- Conference Overview
- Plenary Sessions
- Wednesday 27th January 2016
- Business tools and support for new entrants/converters
- Eyes on the prize: the long view on weed control and soil maintenance
- Forage production for improved animal performance
- Which soil test for my system?
- Food Sovereignty: Linking the global and local
- Succession and innovative land access schemes
- Finger on the Pulse
- Minerals: can they be too much of a good thing?
- Tackling the challenges of organic fruit and viticulture
- Agroecology and organic action plans time for England to catch up?
- Thursday 28th January
- Can technology and very short supply chains transform local food availability
- More feed from our own resources
- Protected cropping in organic systems
- Homoeopathy at Welly Level - unrecognised success
- Making seed sovereignty happen in the UK
- Customer satisfaction. Ensuring consistent supply and quality of organic food
- Better soil management
- How to sequester more carbon on your holding
- Can tree planting on livestock farms lead to a net increase in productivity and profit?
- Farming for food quality
Sessions & Workshops
More feed from our own resources (Organic Arable)
Discussion in the Feed from our own resources workshop
Chairs: Andrew Trump (Organic Arable) and Neil Rowe (OMSCo)
This session seeks to explore the challenges that are currently facing the animal feed sector. With significant growth globally in the demand for organic cereals and relatively static production area in Western Europe the sector is becoming further reliant upon imported supplies from outside the EU. The market for livestock products is increasingly interested in feed sourcing for provenance and quality criteria such as mycotoxins. We will explore how both livestock and arable producers can work together to face these challenges making both sectors more resilient.
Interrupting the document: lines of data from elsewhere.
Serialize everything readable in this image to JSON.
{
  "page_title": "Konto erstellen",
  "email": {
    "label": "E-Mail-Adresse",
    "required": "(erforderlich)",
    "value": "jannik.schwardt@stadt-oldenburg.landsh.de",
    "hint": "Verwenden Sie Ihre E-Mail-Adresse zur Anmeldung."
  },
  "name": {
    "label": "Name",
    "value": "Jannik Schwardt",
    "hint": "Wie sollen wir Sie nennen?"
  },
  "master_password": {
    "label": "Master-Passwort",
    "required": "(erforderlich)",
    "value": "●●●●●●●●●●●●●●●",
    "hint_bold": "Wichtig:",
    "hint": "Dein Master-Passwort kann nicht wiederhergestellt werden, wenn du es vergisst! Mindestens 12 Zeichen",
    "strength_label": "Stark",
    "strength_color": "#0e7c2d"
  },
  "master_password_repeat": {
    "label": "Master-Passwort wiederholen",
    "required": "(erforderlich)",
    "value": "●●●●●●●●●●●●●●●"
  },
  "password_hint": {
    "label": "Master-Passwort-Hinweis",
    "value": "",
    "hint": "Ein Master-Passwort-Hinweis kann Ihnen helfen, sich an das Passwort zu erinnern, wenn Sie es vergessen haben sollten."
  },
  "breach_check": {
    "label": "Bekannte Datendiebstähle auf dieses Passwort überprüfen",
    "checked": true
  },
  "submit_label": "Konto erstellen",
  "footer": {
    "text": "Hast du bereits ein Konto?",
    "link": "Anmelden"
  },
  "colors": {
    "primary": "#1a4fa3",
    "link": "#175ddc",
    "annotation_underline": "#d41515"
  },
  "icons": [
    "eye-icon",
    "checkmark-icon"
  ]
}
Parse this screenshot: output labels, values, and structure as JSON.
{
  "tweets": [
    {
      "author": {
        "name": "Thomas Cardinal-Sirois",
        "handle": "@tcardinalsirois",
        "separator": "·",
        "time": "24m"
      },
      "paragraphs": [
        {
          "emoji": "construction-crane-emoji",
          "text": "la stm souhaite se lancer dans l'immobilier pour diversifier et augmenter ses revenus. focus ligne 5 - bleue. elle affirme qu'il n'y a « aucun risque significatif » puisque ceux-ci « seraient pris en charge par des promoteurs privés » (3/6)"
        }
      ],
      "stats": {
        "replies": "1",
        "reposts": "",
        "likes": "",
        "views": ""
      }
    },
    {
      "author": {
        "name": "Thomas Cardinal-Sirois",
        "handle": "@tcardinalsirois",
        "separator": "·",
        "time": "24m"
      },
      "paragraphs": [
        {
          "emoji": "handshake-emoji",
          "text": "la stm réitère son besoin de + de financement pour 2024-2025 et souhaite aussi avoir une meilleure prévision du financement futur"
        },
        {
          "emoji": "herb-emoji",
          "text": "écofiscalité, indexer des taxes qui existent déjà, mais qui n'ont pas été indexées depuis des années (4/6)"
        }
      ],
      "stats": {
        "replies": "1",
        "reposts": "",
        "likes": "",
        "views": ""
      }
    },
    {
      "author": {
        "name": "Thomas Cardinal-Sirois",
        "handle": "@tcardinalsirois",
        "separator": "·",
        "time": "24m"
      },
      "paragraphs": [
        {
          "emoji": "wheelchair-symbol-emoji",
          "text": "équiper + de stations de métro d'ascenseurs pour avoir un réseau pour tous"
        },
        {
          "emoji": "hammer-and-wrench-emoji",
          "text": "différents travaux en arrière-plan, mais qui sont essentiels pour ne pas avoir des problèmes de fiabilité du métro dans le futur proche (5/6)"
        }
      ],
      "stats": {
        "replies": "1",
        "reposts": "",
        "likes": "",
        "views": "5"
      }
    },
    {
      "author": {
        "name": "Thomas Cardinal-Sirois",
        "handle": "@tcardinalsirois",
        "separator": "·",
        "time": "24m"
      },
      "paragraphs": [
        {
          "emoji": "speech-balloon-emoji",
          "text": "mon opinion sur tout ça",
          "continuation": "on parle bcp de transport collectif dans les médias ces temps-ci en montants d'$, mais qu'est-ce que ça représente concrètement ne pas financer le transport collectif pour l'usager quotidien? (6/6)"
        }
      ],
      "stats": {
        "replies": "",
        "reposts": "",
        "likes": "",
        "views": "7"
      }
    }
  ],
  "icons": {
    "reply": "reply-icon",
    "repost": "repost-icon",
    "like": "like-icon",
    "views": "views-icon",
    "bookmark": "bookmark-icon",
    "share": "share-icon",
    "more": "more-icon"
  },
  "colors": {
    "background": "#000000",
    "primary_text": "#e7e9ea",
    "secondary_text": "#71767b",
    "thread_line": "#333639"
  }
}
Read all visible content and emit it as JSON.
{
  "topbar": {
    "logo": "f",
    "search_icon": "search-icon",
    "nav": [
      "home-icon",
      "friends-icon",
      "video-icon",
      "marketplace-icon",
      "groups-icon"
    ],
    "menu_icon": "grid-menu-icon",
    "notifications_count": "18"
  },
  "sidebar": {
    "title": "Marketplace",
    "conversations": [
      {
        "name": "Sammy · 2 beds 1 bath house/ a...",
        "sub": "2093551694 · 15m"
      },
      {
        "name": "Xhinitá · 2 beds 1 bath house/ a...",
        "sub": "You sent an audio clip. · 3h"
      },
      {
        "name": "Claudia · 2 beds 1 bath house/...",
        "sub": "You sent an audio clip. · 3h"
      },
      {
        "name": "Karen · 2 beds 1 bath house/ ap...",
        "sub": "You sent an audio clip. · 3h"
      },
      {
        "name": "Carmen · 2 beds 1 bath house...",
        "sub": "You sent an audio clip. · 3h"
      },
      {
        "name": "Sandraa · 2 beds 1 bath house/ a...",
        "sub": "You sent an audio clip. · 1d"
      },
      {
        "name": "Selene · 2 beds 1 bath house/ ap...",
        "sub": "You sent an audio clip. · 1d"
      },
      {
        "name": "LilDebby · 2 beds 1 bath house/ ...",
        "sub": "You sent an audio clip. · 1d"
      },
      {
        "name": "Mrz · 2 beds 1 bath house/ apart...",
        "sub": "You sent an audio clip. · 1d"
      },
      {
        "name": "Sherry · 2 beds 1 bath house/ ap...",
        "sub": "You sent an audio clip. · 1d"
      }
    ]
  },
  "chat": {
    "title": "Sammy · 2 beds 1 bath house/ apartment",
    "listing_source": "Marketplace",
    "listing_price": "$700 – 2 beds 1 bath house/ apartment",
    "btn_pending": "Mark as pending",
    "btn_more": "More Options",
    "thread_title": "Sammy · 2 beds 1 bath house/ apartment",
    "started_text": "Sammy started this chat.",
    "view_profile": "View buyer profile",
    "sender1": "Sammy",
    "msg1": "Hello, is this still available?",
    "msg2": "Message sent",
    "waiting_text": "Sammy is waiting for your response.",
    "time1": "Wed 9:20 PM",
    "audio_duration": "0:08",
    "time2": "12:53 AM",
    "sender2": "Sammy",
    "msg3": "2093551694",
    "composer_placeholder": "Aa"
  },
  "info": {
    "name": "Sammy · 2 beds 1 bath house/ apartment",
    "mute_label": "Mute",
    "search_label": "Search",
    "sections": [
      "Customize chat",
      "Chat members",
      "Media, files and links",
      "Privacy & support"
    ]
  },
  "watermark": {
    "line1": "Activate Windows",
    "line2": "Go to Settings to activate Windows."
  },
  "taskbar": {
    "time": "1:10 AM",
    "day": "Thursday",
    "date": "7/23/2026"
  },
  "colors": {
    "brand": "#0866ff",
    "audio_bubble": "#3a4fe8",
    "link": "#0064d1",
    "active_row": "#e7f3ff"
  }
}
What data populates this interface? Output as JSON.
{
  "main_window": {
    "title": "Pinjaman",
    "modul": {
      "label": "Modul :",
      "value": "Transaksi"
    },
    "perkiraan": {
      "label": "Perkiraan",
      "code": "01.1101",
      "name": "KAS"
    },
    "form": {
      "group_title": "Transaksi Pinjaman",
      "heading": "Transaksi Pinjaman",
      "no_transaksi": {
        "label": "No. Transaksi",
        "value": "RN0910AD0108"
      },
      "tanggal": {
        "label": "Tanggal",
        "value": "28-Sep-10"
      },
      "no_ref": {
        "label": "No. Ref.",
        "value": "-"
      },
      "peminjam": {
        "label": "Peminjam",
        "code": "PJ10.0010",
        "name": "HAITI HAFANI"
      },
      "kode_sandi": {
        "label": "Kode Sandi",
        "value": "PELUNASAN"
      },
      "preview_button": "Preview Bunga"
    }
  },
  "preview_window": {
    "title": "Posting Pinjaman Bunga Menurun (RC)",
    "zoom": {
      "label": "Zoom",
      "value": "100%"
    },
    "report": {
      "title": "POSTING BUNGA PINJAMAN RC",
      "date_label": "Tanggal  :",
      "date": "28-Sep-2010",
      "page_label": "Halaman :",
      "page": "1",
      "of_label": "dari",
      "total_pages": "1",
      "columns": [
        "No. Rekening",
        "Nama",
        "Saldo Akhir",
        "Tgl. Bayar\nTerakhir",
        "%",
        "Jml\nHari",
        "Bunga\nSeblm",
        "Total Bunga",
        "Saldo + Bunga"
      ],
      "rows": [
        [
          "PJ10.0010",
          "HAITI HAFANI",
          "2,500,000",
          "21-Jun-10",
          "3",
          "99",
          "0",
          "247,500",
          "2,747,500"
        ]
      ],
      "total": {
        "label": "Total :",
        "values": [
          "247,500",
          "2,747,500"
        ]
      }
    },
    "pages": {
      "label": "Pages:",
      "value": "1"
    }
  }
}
Organic farmers in the UK are increasingly reliant on imported organic feedstuffs. This exposes them to price volatility as well as being out of line with organic principles. Organic Arable have been working firstly with BQP and now with OMSCo to link UK production with UK demand as well as bringing transparency to the supply chain through pricing structures that recognise the cost of production as well as the retail value of the end product. The benefits are stronger integrity from known feed provenance as well as meeting consumer expectation that feed is home produced. The challenges of expanding these projects include the logistics of feed production, transport and storage and the willingness of farmers and ultimately the market to pay more.
The discussion that followed the presentations brought out the following points:
- For ruminants we need to increase production from grass/forage and minimise concentrate feeding, and then think about the source of that concentrate feed.
- There is potential for UK arable farms to grow crops specifically for feed not just selling failed milling wheat and malting barley to the feed trade. This could include co-product crops like wheat and beans, or cereal crops that are made up of several varieties easier crops to grow for the farmer.
- In theory organic farmers should be growing more of their own feed, but many livestock farmers are not set up, or do not have the knowledge to be good arable farmers.
- The additional cost for a UK based feed for dairy farmers is around £20 per tonne or around 0.5ppl
- We need more link ups between arable producers and livestock producers to the benefit of both heifer rearing on leys in arable rotations brings fertility, cereal crops can be sold back to the dairy farms.
- On an individual level farmers need to maximise production from forage (reflect on some of the outcomes of the Sustainable Organic and Low Input Dairying (SOLID) project and put them into action).